_AIM OF THE EXERCISE_. Locate the word "icon" in the entries below, then gather every line that holds it.

_Component data from apps and pages_.
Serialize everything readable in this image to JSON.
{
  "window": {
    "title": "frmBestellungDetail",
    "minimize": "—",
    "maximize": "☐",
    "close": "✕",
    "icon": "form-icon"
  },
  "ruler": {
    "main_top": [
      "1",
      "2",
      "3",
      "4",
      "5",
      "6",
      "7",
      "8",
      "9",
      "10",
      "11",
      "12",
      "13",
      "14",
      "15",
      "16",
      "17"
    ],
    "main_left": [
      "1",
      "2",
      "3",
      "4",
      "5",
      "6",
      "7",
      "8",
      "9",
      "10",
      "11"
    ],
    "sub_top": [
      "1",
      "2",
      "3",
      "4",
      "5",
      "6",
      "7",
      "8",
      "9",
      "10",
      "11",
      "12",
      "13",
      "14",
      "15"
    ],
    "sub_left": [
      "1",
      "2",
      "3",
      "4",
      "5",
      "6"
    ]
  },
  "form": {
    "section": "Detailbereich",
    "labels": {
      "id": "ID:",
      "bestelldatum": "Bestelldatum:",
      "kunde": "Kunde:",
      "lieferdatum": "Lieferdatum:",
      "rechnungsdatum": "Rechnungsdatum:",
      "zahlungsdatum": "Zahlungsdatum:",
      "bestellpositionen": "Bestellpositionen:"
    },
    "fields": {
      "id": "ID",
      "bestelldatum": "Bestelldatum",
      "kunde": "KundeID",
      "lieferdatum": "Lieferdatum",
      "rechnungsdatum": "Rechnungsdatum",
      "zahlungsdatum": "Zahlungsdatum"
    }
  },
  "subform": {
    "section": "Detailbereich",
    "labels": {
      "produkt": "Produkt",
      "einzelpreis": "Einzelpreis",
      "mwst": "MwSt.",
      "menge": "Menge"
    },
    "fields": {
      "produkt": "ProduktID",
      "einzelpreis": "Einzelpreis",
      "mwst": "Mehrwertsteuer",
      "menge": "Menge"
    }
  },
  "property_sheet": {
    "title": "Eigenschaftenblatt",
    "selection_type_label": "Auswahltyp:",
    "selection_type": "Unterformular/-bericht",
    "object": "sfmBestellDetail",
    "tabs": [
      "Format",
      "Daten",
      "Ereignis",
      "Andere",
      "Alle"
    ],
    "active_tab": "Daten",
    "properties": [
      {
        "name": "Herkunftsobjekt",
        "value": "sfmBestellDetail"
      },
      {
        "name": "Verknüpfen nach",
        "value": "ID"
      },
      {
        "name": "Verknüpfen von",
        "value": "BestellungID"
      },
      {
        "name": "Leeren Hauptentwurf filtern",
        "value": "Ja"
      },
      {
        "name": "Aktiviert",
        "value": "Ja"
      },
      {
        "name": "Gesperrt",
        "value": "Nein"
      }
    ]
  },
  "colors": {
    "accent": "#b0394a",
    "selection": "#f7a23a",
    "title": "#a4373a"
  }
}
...
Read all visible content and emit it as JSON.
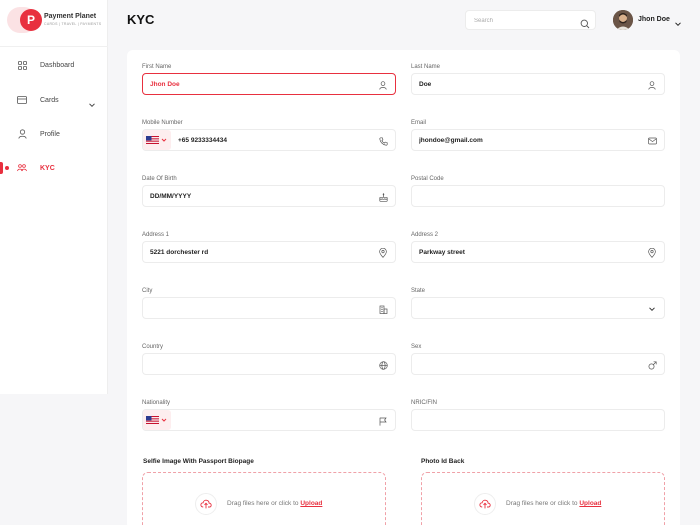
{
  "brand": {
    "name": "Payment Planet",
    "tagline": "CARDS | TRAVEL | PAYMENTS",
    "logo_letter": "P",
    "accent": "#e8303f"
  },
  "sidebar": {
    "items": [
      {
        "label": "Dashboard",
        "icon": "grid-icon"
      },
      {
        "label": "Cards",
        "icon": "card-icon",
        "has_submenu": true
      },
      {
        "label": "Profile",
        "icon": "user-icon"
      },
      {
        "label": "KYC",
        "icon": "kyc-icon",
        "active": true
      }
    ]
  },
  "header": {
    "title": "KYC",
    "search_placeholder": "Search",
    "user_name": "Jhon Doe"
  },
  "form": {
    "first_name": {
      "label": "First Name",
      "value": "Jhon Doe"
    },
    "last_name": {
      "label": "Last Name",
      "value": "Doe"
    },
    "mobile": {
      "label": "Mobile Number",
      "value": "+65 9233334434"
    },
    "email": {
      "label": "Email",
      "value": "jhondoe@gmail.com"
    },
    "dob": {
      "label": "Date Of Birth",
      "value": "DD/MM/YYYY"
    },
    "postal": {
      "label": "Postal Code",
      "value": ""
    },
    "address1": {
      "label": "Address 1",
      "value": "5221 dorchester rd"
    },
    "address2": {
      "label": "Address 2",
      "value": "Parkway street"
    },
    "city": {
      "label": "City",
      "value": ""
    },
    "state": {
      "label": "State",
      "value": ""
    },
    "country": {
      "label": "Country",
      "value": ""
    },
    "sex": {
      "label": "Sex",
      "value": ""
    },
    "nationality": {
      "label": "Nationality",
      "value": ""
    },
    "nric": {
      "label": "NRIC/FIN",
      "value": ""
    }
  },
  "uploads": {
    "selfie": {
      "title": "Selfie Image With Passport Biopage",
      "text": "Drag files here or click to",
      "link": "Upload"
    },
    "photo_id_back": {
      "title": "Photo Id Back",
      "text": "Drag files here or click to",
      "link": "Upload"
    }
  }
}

_ANSWER TO THIS TASK_.
    "icon": "form-icon"
        "icon": "grid-icon"
        "icon": "card-icon",
        "icon": "user-icon"
        "icon": "kyc-icon",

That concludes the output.